*** Begin section ***

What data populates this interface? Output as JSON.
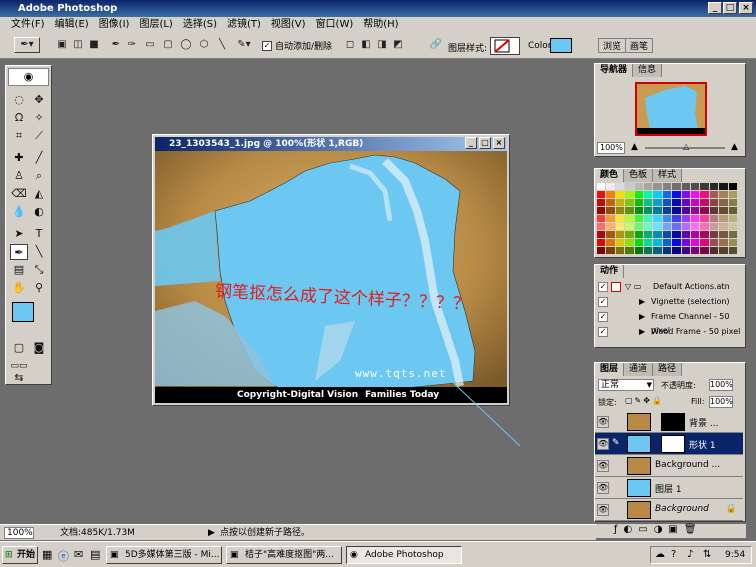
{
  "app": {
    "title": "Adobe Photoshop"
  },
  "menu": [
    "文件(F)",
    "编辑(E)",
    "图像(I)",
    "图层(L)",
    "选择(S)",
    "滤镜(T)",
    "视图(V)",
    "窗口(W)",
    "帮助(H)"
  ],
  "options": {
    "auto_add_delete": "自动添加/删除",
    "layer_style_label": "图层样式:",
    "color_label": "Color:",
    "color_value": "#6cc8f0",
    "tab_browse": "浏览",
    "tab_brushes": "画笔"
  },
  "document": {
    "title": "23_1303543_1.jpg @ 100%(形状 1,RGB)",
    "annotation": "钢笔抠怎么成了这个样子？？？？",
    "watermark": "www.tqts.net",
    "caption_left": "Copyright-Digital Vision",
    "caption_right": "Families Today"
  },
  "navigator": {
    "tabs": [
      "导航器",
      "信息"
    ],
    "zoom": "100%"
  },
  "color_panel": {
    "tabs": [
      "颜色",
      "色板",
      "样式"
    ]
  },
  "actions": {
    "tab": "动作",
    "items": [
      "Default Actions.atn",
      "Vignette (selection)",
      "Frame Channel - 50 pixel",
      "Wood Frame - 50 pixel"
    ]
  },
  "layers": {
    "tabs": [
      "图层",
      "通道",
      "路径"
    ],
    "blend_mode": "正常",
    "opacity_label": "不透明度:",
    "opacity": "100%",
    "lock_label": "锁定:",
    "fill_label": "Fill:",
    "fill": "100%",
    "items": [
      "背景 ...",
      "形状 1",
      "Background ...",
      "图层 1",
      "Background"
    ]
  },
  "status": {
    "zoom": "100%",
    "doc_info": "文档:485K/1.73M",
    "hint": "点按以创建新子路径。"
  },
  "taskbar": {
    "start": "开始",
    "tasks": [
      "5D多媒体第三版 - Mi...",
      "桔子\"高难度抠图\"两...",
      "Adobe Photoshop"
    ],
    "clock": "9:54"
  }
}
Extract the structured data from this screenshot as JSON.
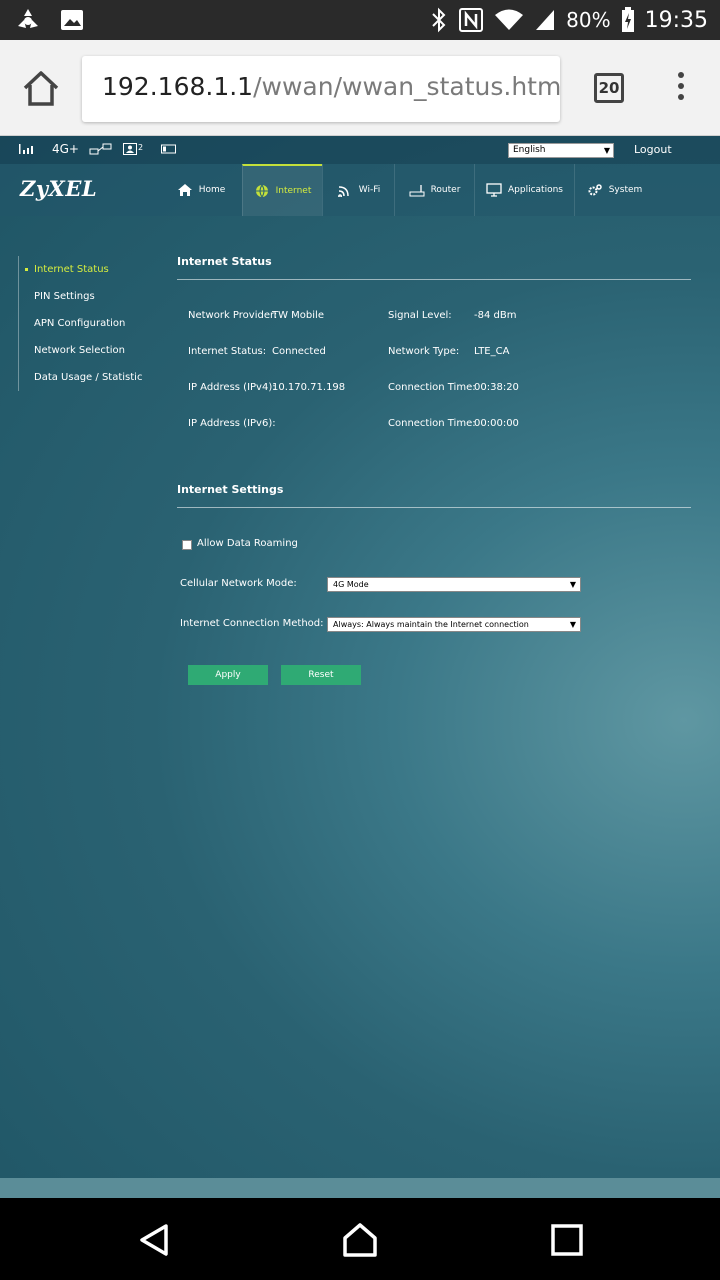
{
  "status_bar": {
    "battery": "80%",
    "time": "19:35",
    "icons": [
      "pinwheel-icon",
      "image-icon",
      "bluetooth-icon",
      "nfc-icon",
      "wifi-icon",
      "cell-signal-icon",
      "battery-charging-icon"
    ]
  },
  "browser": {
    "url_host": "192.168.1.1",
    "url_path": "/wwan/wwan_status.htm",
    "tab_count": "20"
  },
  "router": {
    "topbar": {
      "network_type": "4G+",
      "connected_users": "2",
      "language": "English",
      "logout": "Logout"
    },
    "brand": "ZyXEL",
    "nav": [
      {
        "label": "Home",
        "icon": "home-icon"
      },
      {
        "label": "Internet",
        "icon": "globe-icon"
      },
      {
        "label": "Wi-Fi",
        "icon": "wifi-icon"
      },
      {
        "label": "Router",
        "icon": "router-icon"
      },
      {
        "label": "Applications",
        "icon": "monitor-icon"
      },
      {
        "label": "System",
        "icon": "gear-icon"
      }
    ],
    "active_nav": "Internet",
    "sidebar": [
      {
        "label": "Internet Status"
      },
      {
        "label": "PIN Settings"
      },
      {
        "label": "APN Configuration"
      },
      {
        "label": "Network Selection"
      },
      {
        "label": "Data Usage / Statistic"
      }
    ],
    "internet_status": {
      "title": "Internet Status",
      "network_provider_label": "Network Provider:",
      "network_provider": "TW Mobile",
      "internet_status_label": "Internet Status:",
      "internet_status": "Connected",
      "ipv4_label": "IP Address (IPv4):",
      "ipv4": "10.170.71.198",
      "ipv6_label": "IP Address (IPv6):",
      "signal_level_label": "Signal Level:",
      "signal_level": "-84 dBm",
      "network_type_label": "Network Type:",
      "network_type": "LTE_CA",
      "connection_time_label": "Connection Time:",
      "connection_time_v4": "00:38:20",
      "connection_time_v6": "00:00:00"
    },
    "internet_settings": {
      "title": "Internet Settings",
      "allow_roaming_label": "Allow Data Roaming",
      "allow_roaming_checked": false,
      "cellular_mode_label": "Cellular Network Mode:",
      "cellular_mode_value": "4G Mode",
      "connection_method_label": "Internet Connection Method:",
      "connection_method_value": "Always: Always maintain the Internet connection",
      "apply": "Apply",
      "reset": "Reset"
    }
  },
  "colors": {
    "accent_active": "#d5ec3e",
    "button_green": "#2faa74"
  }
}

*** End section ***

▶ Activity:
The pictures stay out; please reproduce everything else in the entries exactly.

▶ Answer to this exercise:
What data populates this interface? Output as JSON.
{
  "app": {
    "title": "Adobe Photoshop"
  },
  "menu": [
    "文件(F)",
    "编辑(E)",
    "图像(I)",
    "图层(L)",
    "选择(S)",
    "滤镜(T)",
    "视图(V)",
    "窗口(W)",
    "帮助(H)"
  ],
  "options": {
    "auto_add_delete": "自动添加/删除",
    "layer_style_label": "图层样式:",
    "color_label": "Color:",
    "color_value": "#6cc8f0",
    "tab_browse": "浏览",
    "tab_brushes": "画笔"
  },
  "document": {
    "title": "23_1303543_1.jpg @ 100%(形状 1,RGB)",
    "annotation": "钢笔抠怎么成了这个样子？？？？",
    "watermark": "www.tqts.net",
    "caption_left": "Copyright-Digital Vision",
    "caption_right": "Families Today"
  },
  "navigator": {
    "tabs": [
      "导航器",
      "信息"
    ],
    "zoom": "100%"
  },
  "color_panel": {
    "tabs": [
      "颜色",
      "色板",
      "样式"
    ]
  },
  "actions": {
    "tab": "动作",
    "items": [
      "Default Actions.atn",
      "Vignette (selection)",
      "Frame Channel - 50 pixel",
      "Wood Frame - 50 pixel"
    ]
  },
  "layers": {
    "tabs": [
      "图层",
      "通道",
      "路径"
    ],
    "blend_mode": "正常",
    "opacity_label": "不透明度:",
    "opacity": "100%",
    "lock_label": "锁定:",
    "fill_label": "Fill:",
    "fill": "100%",
    "items": [
      "背景 ...",
      "形状 1",
      "Background ...",
      "图层 1",
      "Background"
    ]
  },
  "status": {
    "zoom": "100%",
    "doc_info": "文档:485K/1.73M",
    "hint": "点按以创建新子路径。"
  },
  "taskbar": {
    "start": "开始",
    "tasks": [
      "5D多媒体第三版 - Mi...",
      "桔子\"高难度抠图\"两...",
      "Adobe Photoshop"
    ],
    "clock": "9:54"
  }
}
Extract the structured data from this screenshot as JSON.
{
  "status_bar": {
    "battery": "80%",
    "time": "19:35",
    "icons": [
      "pinwheel-icon",
      "image-icon",
      "bluetooth-icon",
      "nfc-icon",
      "wifi-icon",
      "cell-signal-icon",
      "battery-charging-icon"
    ]
  },
  "browser": {
    "url_host": "192.168.1.1",
    "url_path": "/wwan/wwan_status.htm",
    "tab_count": "20"
  },
  "router": {
    "topbar": {
      "network_type": "4G+",
      "connected_users": "2",
      "language": "English",
      "logout": "Logout"
    },
    "brand": "ZyXEL",
    "nav": [
      {
        "label": "Home",
        "icon": "home-icon"
      },
      {
        "label": "Internet",
        "icon": "globe-icon"
      },
      {
        "label": "Wi-Fi",
        "icon": "wifi-icon"
      },
      {
        "label": "Router",
        "icon": "router-icon"
      },
      {
        "label": "Applications",
        "icon": "monitor-icon"
      },
      {
        "label": "System",
        "icon": "gear-icon"
      }
    ],
    "active_nav": "Internet",
    "sidebar": [
      {
        "label": "Internet Status"
      },
      {
        "label": "PIN Settings"
      },
      {
        "label": "APN Configuration"
      },
      {
        "label": "Network Selection"
      },
      {
        "label": "Data Usage / Statistic"
      }
    ],
    "internet_status": {
      "title": "Internet Status",
      "network_provider_label": "Network Provider:",
      "network_provider": "TW Mobile",
      "internet_status_label": "Internet Status:",
      "internet_status": "Connected",
      "ipv4_label": "IP Address (IPv4):",
      "ipv4": "10.170.71.198",
      "ipv6_label": "IP Address (IPv6):",
      "signal_level_label": "Signal Level:",
      "signal_level": "-84 dBm",
      "network_type_label": "Network Type:",
      "network_type": "LTE_CA",
      "connection_time_label": "Connection Time:",
      "connection_time_v4": "00:38:20",
      "connection_time_v6": "00:00:00"
    },
    "internet_settings": {
      "title": "Internet Settings",
      "allow_roaming_label": "Allow Data Roaming",
      "allow_roaming_checked": false,
      "cellular_mode_label": "Cellular Network Mode:",
      "cellular_mode_value": "4G Mode",
      "connection_method_label": "Internet Connection Method:",
      "connection_method_value": "Always: Always maintain the Internet connection",
      "apply": "Apply",
      "reset": "Reset"
    }
  },
  "colors": {
    "accent_active": "#d5ec3e",
    "button_green": "#2faa74"
  }
}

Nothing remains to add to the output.